(Dataset excerpts)
- Opening Delimiter -

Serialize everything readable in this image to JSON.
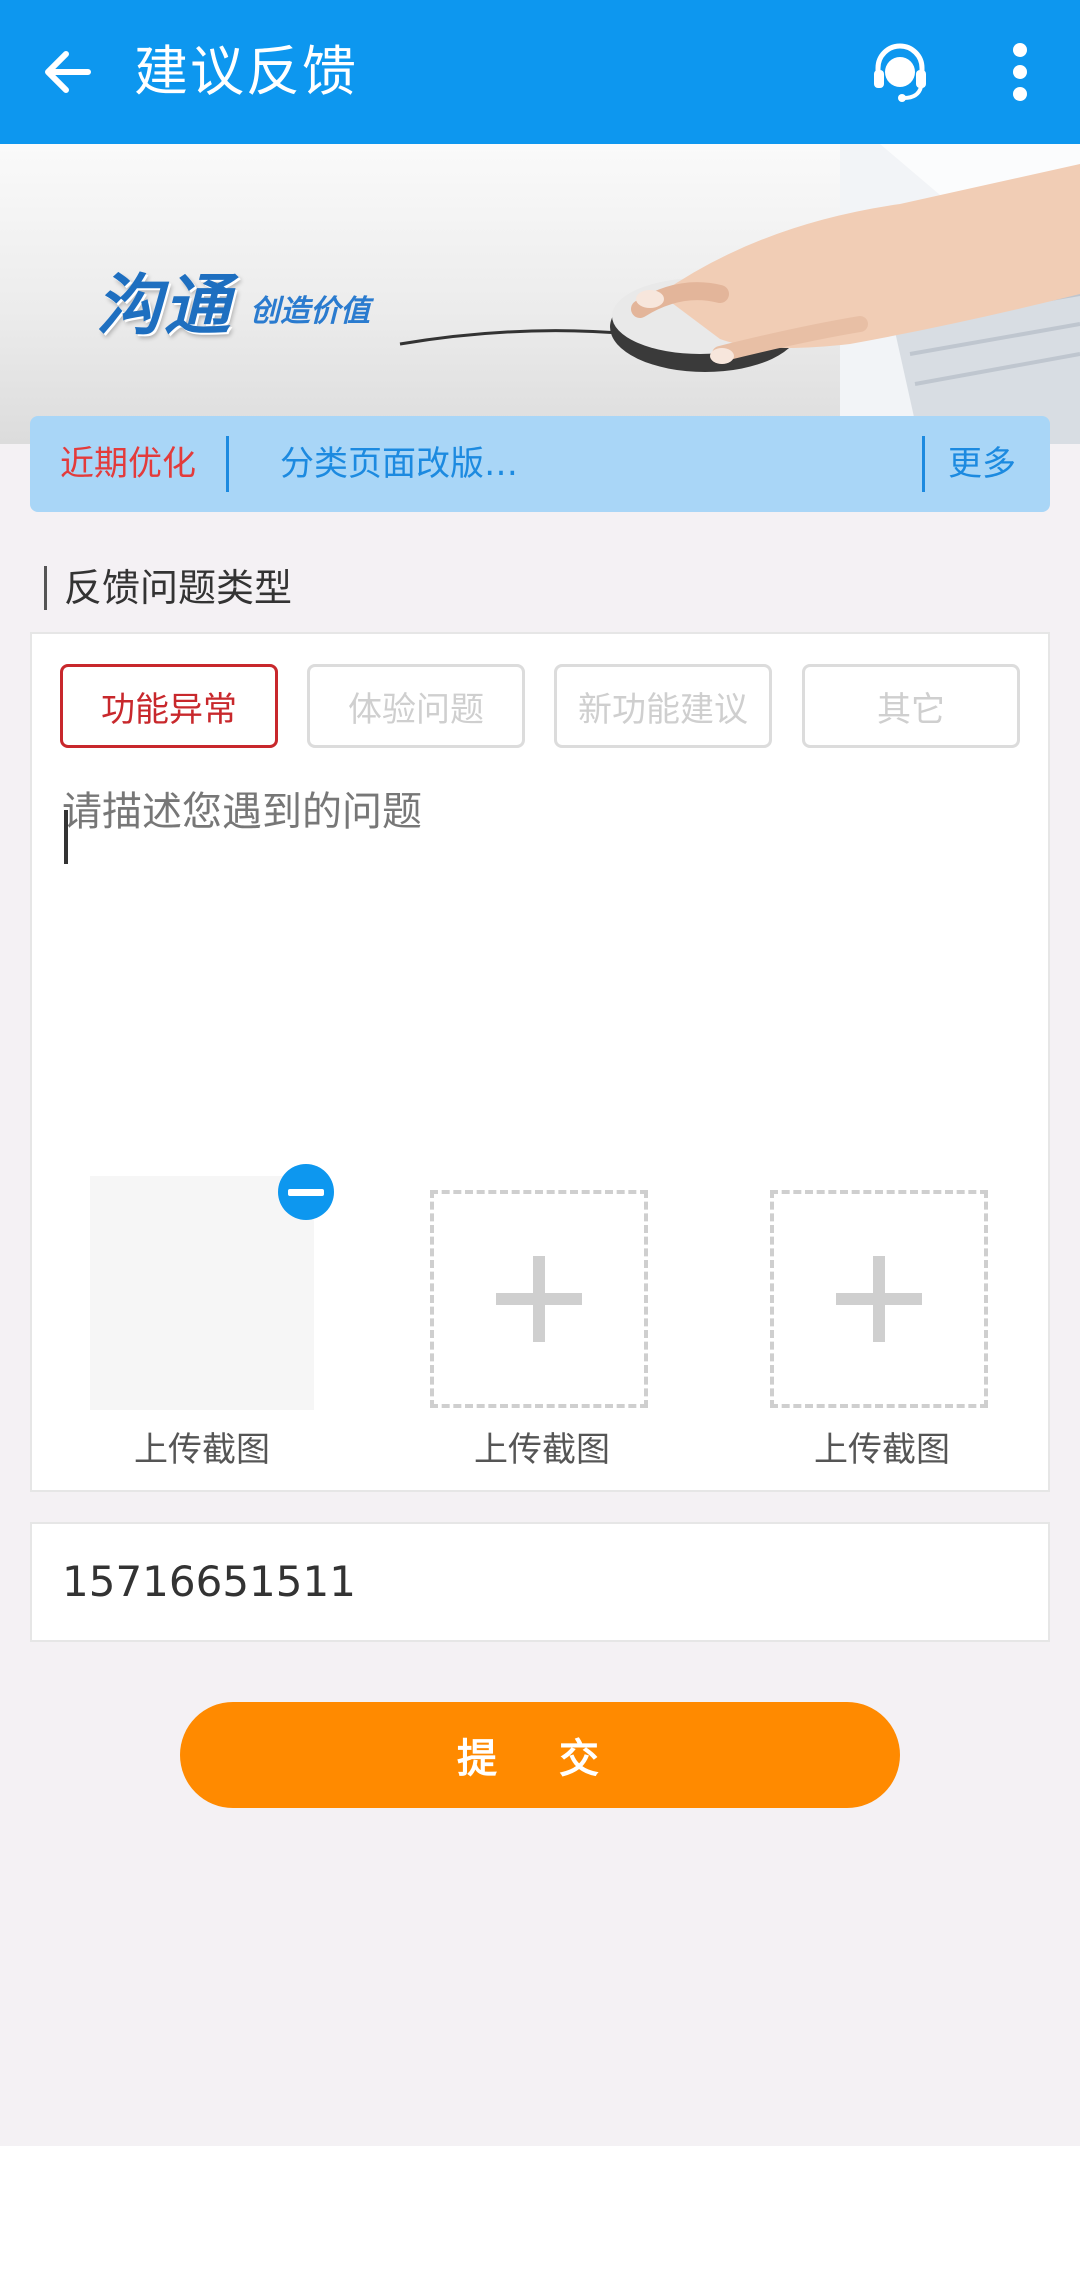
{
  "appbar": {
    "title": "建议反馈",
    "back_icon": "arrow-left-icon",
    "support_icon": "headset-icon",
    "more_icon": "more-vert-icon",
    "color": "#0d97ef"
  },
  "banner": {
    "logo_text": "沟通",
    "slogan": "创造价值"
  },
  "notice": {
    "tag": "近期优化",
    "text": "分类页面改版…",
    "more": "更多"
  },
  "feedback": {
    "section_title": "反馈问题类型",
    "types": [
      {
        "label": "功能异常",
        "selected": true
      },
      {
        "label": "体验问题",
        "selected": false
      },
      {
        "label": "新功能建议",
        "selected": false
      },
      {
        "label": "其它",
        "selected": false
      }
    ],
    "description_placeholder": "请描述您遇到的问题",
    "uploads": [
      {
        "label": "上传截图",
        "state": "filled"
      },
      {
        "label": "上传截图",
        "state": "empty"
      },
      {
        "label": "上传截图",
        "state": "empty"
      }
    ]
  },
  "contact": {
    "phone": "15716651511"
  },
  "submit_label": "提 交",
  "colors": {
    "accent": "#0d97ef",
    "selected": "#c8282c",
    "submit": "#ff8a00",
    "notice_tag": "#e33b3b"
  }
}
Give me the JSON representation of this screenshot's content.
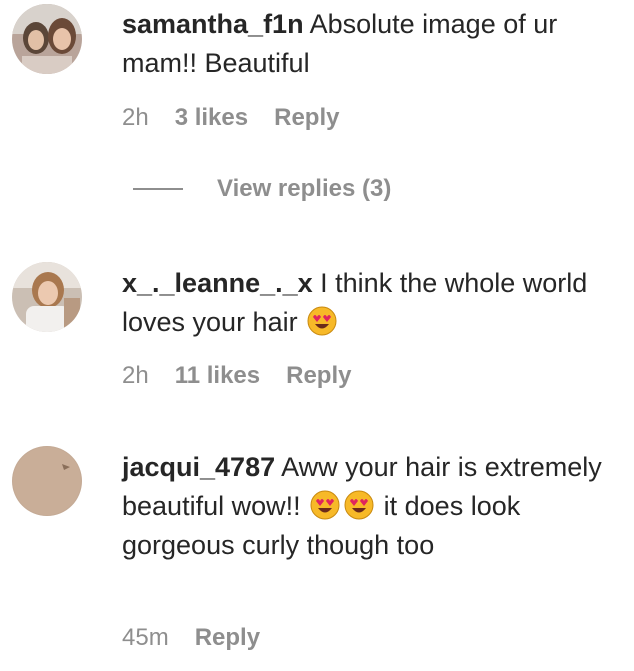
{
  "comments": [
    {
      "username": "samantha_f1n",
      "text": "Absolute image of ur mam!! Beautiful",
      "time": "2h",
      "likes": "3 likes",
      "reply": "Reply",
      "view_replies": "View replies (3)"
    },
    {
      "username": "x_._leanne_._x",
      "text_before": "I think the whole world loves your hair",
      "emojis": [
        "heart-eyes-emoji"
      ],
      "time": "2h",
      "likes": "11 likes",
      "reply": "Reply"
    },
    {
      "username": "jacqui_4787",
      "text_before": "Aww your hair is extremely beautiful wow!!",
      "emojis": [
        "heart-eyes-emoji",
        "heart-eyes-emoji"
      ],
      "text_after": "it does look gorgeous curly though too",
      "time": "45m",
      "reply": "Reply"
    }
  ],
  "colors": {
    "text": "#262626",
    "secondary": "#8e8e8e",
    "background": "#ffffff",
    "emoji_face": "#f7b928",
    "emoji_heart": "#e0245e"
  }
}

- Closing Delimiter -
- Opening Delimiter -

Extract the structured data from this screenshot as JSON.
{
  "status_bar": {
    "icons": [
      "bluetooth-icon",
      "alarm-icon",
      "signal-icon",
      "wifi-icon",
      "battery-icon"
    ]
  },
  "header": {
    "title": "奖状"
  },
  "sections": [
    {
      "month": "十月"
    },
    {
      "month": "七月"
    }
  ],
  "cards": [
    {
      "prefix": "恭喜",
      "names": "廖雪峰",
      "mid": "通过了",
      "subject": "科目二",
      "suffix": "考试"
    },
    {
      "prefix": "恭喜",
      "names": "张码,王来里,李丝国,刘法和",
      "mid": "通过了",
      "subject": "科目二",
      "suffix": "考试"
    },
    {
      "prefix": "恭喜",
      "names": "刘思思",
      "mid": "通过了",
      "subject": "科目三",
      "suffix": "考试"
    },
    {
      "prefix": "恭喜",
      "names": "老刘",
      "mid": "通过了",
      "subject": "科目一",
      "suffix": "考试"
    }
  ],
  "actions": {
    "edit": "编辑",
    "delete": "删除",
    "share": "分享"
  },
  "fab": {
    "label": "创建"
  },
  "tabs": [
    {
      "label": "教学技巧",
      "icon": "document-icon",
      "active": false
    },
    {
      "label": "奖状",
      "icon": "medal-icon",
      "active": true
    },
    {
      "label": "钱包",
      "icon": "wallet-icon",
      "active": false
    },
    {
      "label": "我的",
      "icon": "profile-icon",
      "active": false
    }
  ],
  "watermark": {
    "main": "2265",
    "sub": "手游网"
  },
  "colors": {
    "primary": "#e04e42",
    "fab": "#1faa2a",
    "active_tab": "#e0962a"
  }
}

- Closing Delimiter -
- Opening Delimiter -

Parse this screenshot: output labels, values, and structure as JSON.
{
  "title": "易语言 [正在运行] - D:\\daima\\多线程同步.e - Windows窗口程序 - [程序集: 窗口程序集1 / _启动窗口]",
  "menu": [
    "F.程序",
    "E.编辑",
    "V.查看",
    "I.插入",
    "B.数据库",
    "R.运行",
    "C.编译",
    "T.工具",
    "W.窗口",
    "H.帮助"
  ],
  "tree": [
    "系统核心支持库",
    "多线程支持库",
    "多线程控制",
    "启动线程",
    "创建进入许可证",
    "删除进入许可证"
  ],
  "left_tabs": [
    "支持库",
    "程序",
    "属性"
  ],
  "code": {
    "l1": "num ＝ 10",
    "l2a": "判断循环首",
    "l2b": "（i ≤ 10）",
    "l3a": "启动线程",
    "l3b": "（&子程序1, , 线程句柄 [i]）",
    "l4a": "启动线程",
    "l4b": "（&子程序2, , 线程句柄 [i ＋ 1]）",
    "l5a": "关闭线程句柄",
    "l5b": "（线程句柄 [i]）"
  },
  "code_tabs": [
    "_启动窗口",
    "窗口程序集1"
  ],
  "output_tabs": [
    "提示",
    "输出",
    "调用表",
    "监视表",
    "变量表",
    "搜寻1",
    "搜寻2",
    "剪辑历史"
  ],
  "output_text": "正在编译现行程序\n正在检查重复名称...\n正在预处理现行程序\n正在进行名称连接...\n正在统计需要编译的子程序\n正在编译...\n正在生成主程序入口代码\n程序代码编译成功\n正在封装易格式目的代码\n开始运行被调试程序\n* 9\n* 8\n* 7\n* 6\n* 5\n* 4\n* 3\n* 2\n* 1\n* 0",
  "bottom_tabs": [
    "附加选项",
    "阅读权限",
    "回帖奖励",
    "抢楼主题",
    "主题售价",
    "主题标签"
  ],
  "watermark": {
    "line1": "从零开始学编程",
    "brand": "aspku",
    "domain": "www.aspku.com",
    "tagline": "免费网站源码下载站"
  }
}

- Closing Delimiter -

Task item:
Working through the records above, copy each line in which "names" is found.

Result for this task:
      "names": "廖雪峰",
      "names": "张码,王来里,李丝国,刘法和",
      "names": "刘思思",
      "names": "老刘",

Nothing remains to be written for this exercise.